For example, the year Cincinnati qualified for the four-team playoff in the 2020-21 season, Pitt won the ACC Championship and finished 12th in the final CFP rankings. That means if an ACC or Big 12 champion has two or three losses, they could perceivably get bumped by an undefeated Mountain West, AAC, or Sun Belt team.

Important Details About the Vote:

First, the vote had to be unanimous in order to pass. All Ten FBS presidents (Pac-12, Mountain West, SEC, Big Ten, Conference USA, ACC, AAC, Big 12, MAC, and Sun Belt) and Notre Dame president, Rev. John Jenkins all voted in favor of the model change.

Much of this was influenced by the last two Pac-12 schools remaining. Neither Washington nor Oregon State are eligible to receive and automatic bid for the playoff for the next two years. Without an automatic bid, having a sizeable at-large pool is more advantageous for both schools.

"For our two schools in the Pac-12 as it's currently configured, there is no question that five-seven, with seven at-larges, is better than six at-larges," Kirk Schulz told ESPN. "... There's no question our football coaches are going to want to compete for one of those seven slots, and seven is going to be better than six."

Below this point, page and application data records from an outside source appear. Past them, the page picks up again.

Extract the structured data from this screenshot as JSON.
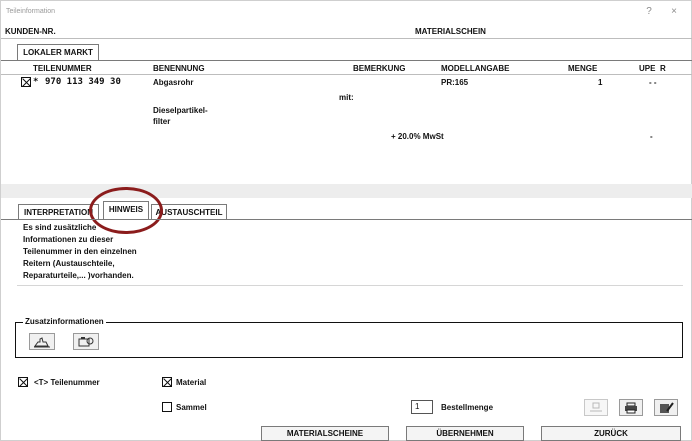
{
  "window": {
    "title": "Teileinformation",
    "help_label": "?",
    "close_label": "×"
  },
  "header": {
    "kunden_label": "KUNDEN-NR.",
    "doc_title": "MATERIALSCHEIN"
  },
  "market_tab": {
    "label": "LOKALER MARKT"
  },
  "columns": {
    "teilenummer": "TEILENUMMER",
    "benennung": "BENENNUNG",
    "bemerkung": "BEMERKUNG",
    "modellangabe": "MODELLANGABE",
    "menge": "MENGE",
    "upe": "UPE",
    "r": "R"
  },
  "row": {
    "part_prefix": "*",
    "part_number": "970 113 349 30",
    "name": "Abgasrohr",
    "remark": "mit:",
    "model": "PR:165",
    "qty": "1",
    "upe": "- -",
    "name_line2": "Dieselpartikel-",
    "name_line3": "filter",
    "vat": "+ 20.0% MwSt",
    "vat_dash": "-"
  },
  "info_tabs": [
    {
      "label": "INTERPRETATION"
    },
    {
      "label": "HINWEIS"
    },
    {
      "label": "AUSTAUSCHTEIL"
    }
  ],
  "hinweis_text": [
    "Es sind zusätzliche",
    "Informationen zu dieser",
    "Teilenummer in den einzelnen",
    "Reitern (Austauschteile,",
    "Reparaturteile,... )vorhanden."
  ],
  "zusatz": {
    "label": "Zusatzinformationen"
  },
  "options": {
    "teilenummer_label": "<T> Teilenummer",
    "material_label": "Material",
    "sammel_label": "Sammel",
    "teilenummer_checked": true,
    "material_checked": true,
    "sammel_checked": false
  },
  "order": {
    "qty_value": "1",
    "bestellmenge_label": "Bestellmenge"
  },
  "buttons": {
    "materialscheine": "MATERIALSCHEINE",
    "uebernehmen": "ÜBERNEHMEN",
    "zurueck": "ZURÜCK"
  },
  "icons": {
    "zusatz_1": "hand-icon",
    "zusatz_2": "camera-icon",
    "disabled_action": "disabled-device-icon",
    "print": "printer-icon",
    "edit": "edit-icon"
  },
  "colors": {
    "highlight_circle": "#8b1c1c"
  }
}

Originally, a 6+6 model was proposed. The Pac-1 lost Oregon, Washington, Stanford, USC, and UCLA to the Big Ten. California and Stanford are flying around. Utah, Arizona, Arizona State, and Colorado left for the Big 12.

The Cougars and Beavers are technically not Power Five schools. They've formed an agreement with the Mountain West to play more games over the next two schools.